**Your goal:** Find and copy each line of the records where the string "subtitle" shows up.

╭──

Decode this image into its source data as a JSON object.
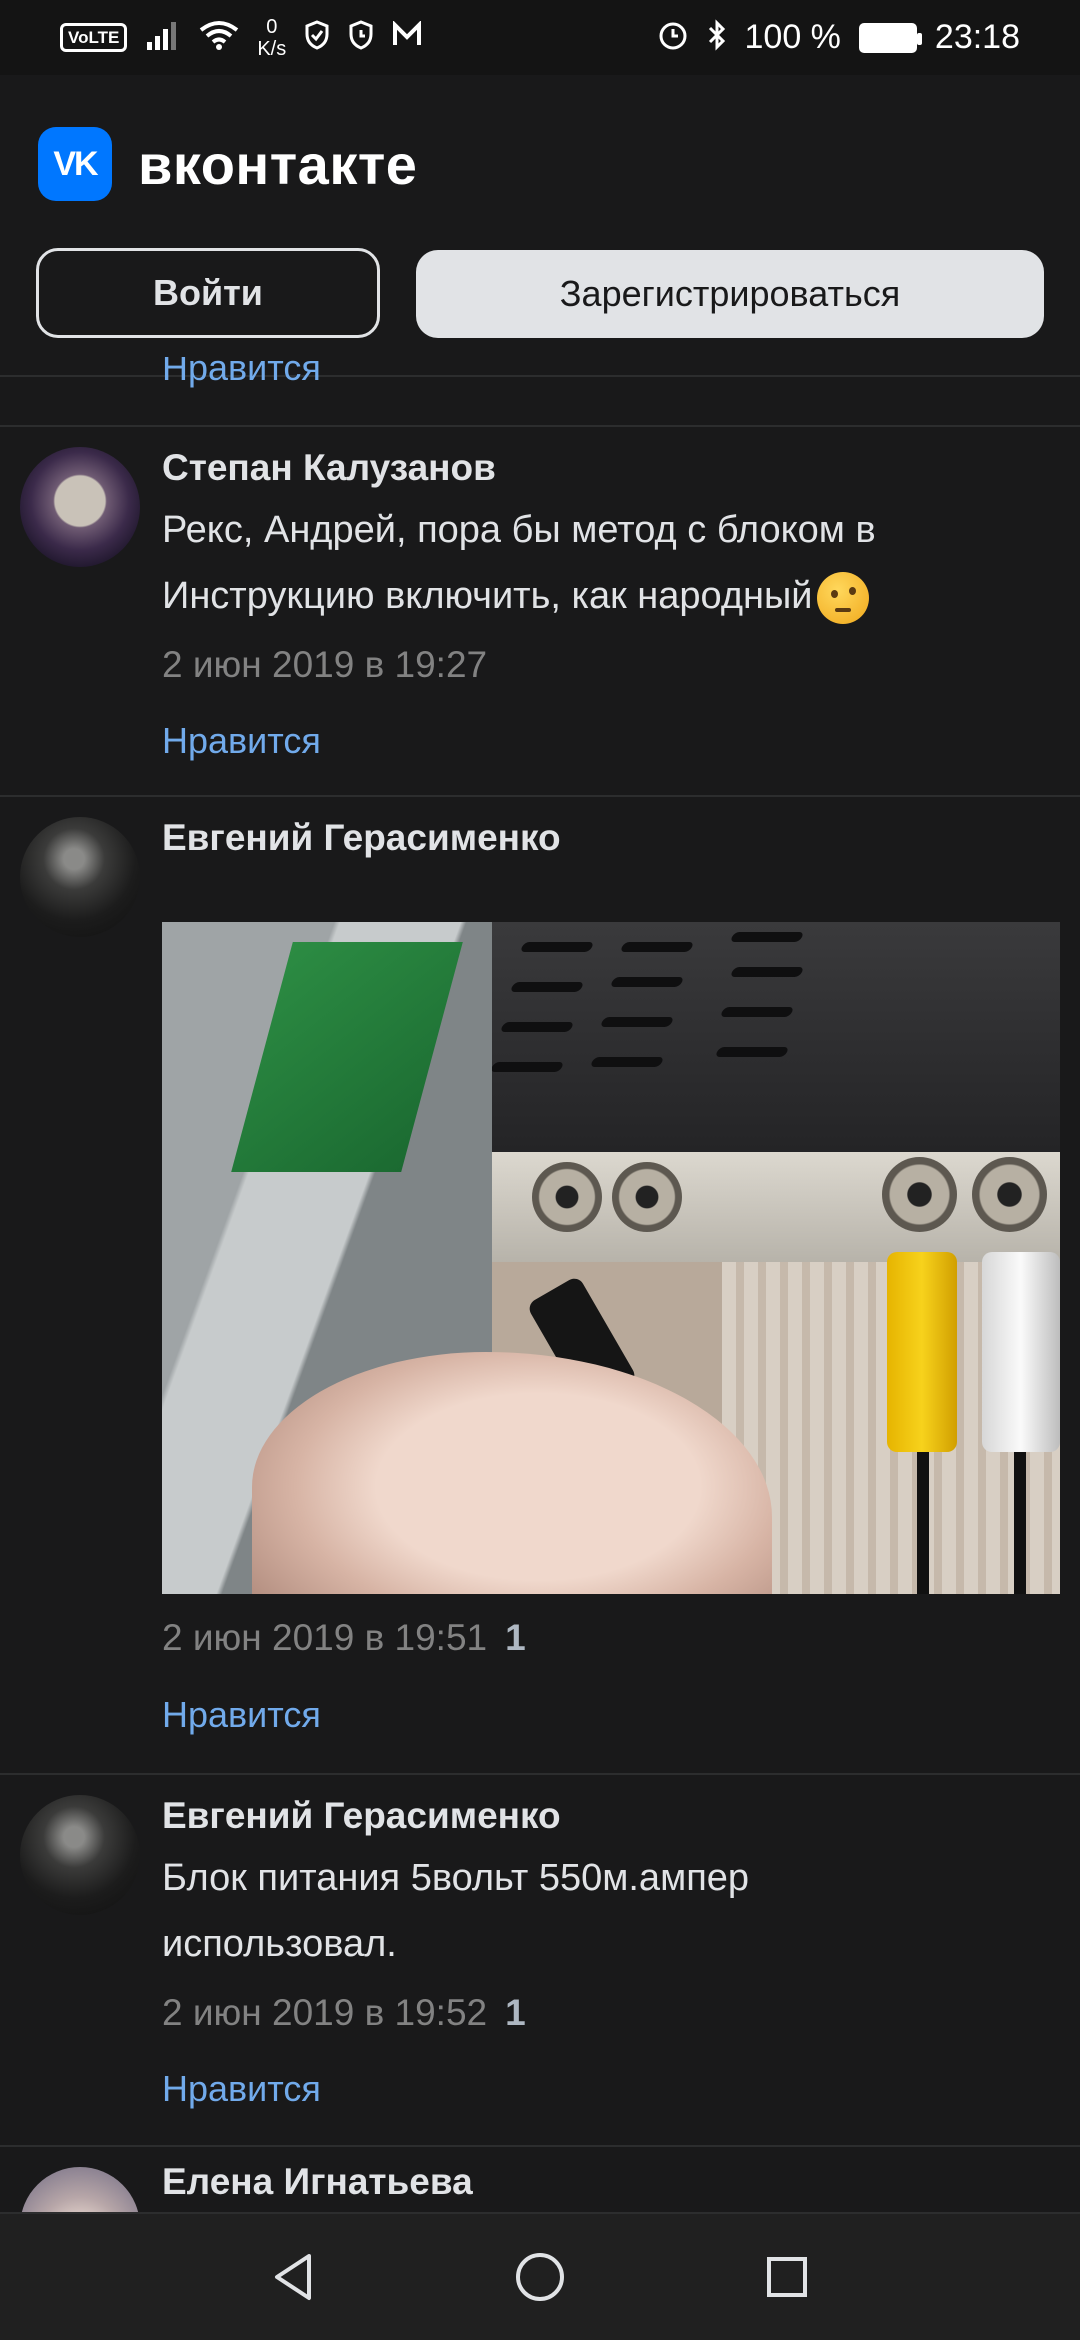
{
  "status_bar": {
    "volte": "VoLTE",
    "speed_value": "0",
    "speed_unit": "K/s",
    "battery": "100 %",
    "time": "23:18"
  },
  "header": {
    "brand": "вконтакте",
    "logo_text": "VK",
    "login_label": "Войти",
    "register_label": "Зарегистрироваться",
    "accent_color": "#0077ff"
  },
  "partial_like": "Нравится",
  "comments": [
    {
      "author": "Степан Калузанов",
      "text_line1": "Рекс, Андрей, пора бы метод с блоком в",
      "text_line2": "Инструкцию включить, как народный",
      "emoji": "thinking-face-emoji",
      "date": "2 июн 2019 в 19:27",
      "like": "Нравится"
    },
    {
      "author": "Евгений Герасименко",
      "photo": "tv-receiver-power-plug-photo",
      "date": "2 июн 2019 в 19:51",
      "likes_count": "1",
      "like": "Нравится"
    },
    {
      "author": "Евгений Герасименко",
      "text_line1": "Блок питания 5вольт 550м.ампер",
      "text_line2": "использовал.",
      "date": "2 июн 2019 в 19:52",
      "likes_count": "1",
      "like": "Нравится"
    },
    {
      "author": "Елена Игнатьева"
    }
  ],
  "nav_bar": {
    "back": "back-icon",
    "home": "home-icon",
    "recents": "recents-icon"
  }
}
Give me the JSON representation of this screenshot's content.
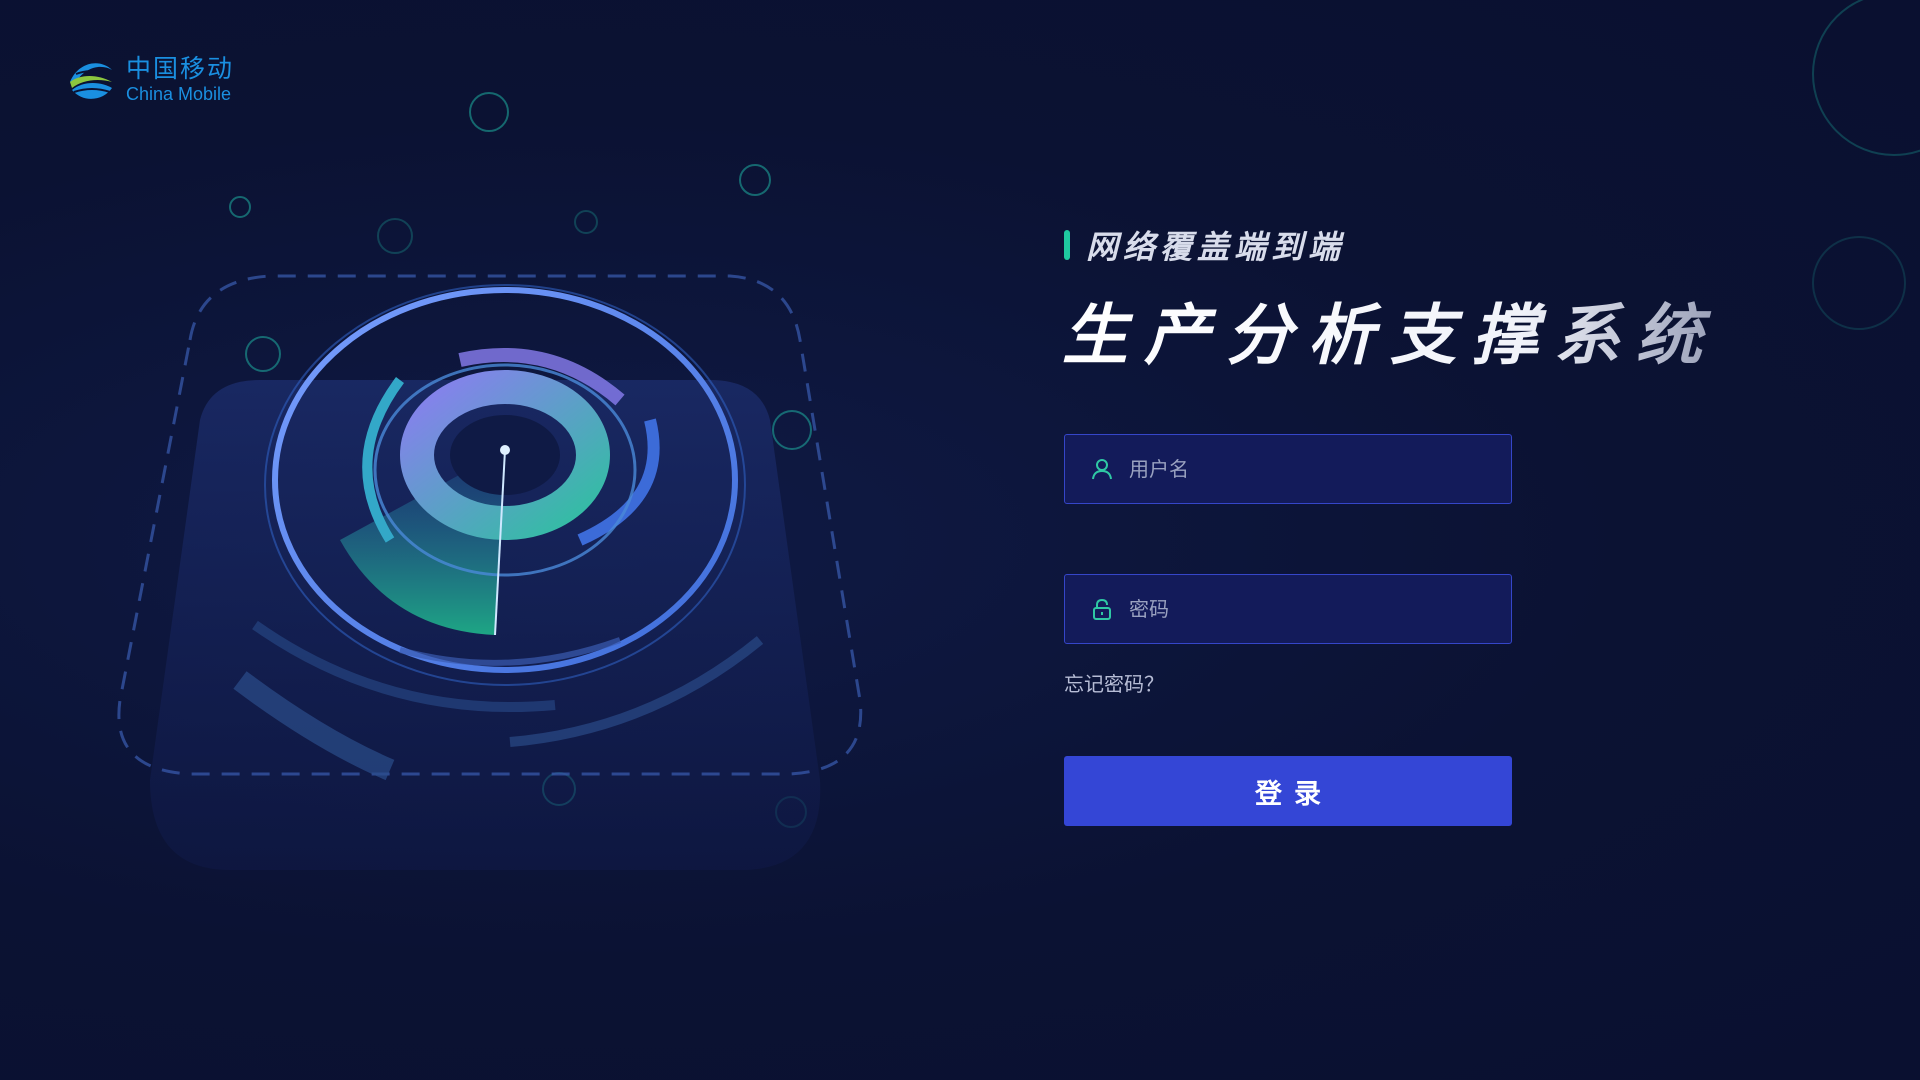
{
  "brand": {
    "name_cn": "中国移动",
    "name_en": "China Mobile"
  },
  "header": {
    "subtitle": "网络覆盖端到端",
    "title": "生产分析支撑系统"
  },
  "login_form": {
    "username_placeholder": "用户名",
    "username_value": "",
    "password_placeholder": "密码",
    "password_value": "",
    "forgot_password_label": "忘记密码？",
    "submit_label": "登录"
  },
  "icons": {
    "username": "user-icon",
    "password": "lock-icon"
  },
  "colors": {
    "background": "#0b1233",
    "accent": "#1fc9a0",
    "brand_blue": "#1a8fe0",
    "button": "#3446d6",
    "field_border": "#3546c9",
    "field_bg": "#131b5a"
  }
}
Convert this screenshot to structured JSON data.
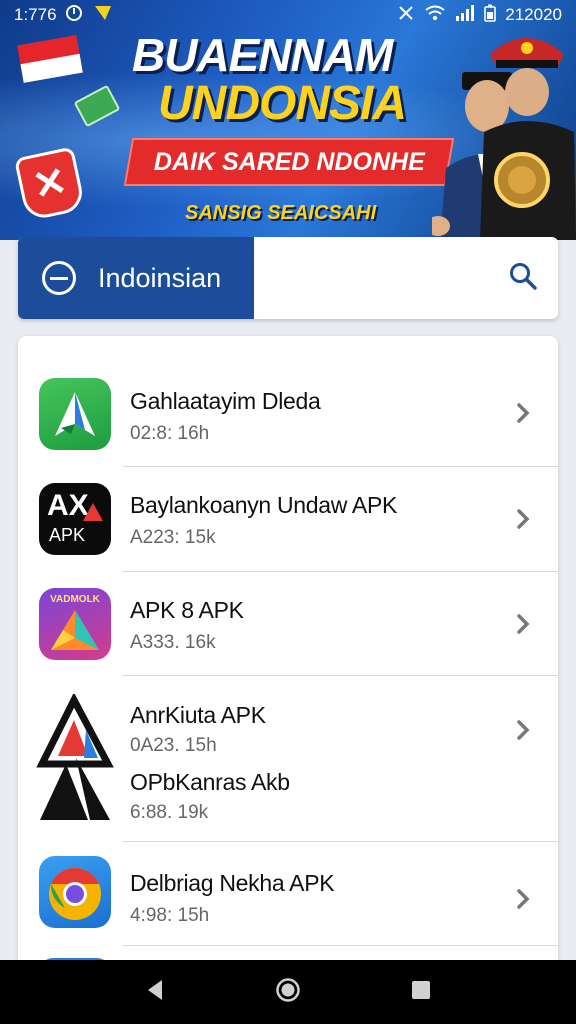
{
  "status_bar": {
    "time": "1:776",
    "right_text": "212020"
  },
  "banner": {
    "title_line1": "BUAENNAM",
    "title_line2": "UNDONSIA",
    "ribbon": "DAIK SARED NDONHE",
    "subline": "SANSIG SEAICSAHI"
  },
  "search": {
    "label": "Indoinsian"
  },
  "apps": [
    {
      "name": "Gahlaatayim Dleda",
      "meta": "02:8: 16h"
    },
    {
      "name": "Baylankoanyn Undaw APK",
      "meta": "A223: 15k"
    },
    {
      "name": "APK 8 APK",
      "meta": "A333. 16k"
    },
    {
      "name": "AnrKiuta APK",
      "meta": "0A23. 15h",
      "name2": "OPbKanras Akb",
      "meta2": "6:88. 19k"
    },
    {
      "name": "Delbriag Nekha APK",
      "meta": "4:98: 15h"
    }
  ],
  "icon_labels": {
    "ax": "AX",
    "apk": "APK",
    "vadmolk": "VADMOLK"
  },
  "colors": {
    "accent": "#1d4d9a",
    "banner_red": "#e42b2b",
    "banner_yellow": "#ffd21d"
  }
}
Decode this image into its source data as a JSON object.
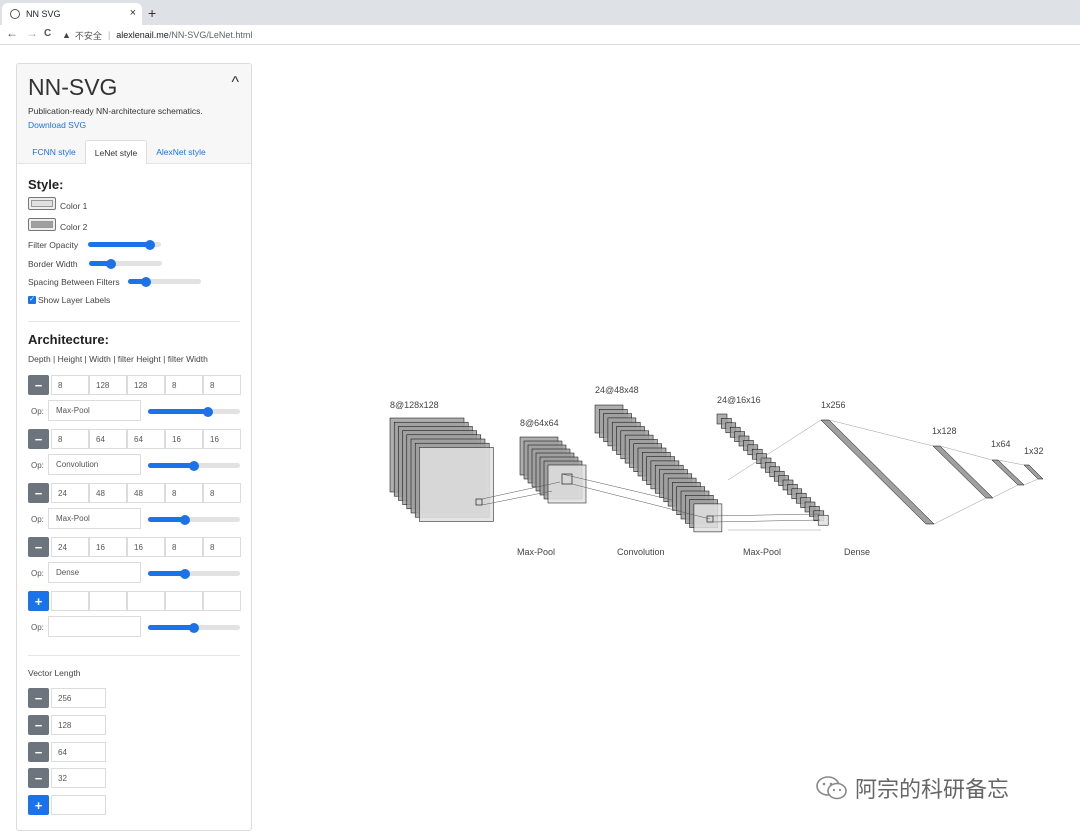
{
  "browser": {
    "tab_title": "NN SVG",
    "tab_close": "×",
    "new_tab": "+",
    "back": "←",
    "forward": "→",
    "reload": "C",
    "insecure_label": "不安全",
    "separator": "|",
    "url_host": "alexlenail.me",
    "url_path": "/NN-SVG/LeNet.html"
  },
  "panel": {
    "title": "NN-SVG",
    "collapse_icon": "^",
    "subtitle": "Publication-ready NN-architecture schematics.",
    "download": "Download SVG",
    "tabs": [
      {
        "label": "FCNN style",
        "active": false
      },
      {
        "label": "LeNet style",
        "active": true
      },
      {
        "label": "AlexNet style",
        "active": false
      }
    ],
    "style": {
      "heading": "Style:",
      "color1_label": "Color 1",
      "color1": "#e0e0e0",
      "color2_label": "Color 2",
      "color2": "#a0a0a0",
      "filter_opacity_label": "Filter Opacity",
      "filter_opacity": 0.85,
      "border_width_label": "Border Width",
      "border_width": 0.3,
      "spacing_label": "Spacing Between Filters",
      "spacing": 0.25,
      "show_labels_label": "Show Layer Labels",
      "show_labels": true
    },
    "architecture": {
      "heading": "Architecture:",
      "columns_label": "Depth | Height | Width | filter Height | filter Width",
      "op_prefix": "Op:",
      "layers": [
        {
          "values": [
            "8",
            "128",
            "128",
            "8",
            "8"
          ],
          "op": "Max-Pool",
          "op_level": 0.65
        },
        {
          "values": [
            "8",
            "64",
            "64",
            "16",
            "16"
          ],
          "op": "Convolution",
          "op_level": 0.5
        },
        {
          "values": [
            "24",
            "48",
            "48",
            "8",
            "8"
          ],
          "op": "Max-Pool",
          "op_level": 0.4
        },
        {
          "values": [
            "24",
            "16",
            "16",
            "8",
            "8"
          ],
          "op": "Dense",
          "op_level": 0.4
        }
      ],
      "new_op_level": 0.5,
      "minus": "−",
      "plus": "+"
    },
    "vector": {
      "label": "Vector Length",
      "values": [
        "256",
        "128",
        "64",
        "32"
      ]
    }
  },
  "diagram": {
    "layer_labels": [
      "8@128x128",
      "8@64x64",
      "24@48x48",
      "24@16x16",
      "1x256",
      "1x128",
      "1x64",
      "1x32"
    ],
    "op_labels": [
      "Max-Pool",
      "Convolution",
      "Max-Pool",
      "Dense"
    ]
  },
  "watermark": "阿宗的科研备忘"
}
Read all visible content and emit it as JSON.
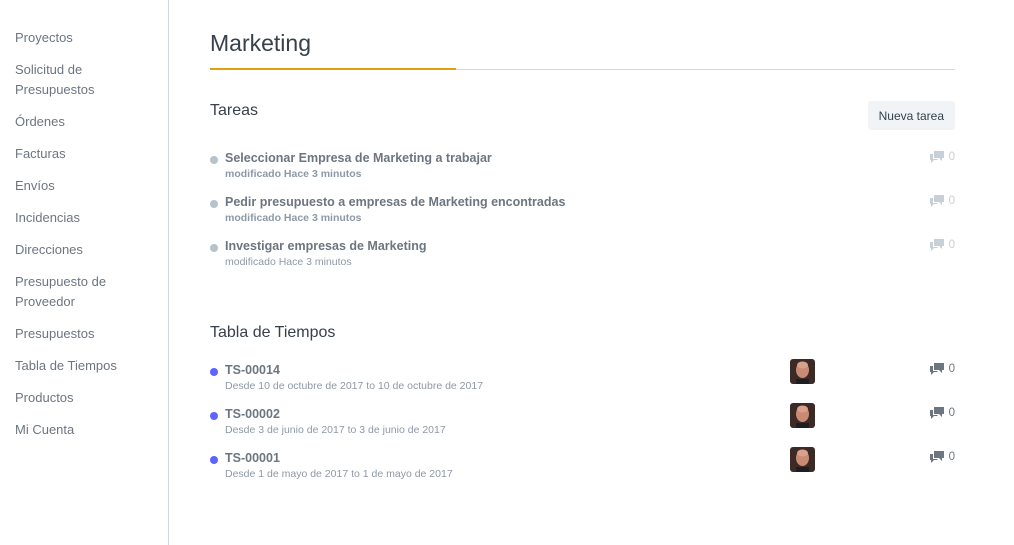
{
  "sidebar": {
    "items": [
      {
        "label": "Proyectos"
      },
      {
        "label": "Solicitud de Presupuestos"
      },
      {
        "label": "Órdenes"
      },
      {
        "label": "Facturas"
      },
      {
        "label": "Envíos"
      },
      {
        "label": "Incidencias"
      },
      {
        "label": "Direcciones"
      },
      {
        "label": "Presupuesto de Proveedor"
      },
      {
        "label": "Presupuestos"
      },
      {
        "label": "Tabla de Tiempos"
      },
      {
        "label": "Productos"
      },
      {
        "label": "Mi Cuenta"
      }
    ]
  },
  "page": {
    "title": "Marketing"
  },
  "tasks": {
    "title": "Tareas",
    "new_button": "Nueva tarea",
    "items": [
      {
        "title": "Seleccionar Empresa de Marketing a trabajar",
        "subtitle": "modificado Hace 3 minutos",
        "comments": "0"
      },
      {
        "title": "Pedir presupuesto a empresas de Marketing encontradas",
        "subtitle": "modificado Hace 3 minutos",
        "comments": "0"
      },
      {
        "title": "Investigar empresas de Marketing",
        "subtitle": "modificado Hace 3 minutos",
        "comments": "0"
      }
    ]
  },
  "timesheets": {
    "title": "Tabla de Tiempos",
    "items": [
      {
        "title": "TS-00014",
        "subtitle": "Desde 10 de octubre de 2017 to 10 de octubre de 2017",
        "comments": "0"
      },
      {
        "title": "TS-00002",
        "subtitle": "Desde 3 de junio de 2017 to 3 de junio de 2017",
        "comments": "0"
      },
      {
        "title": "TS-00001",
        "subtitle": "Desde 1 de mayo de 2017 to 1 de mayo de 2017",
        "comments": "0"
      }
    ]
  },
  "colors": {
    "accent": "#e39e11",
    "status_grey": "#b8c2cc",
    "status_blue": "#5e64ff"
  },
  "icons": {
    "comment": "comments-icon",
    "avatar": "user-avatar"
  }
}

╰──

**Answer below:**
    "subtitle": "网络覆盖端到端",
    "subtitle": "Publication-ready NN-architecture schematics.",
        "subtitle": "modificado Hace 3 minutos",
        "subtitle": "modificado Hace 3 minutos",
        "subtitle": "modificado Hace 3 minutos",
        "subtitle": "Desde 10 de octubre de 2017 to 10 de octubre de 2017",
        "subtitle": "Desde 3 de junio de 2017 to 3 de junio de 2017",
        "subtitle": "Desde 1 de mayo de 2017 to 1 de mayo de 2017",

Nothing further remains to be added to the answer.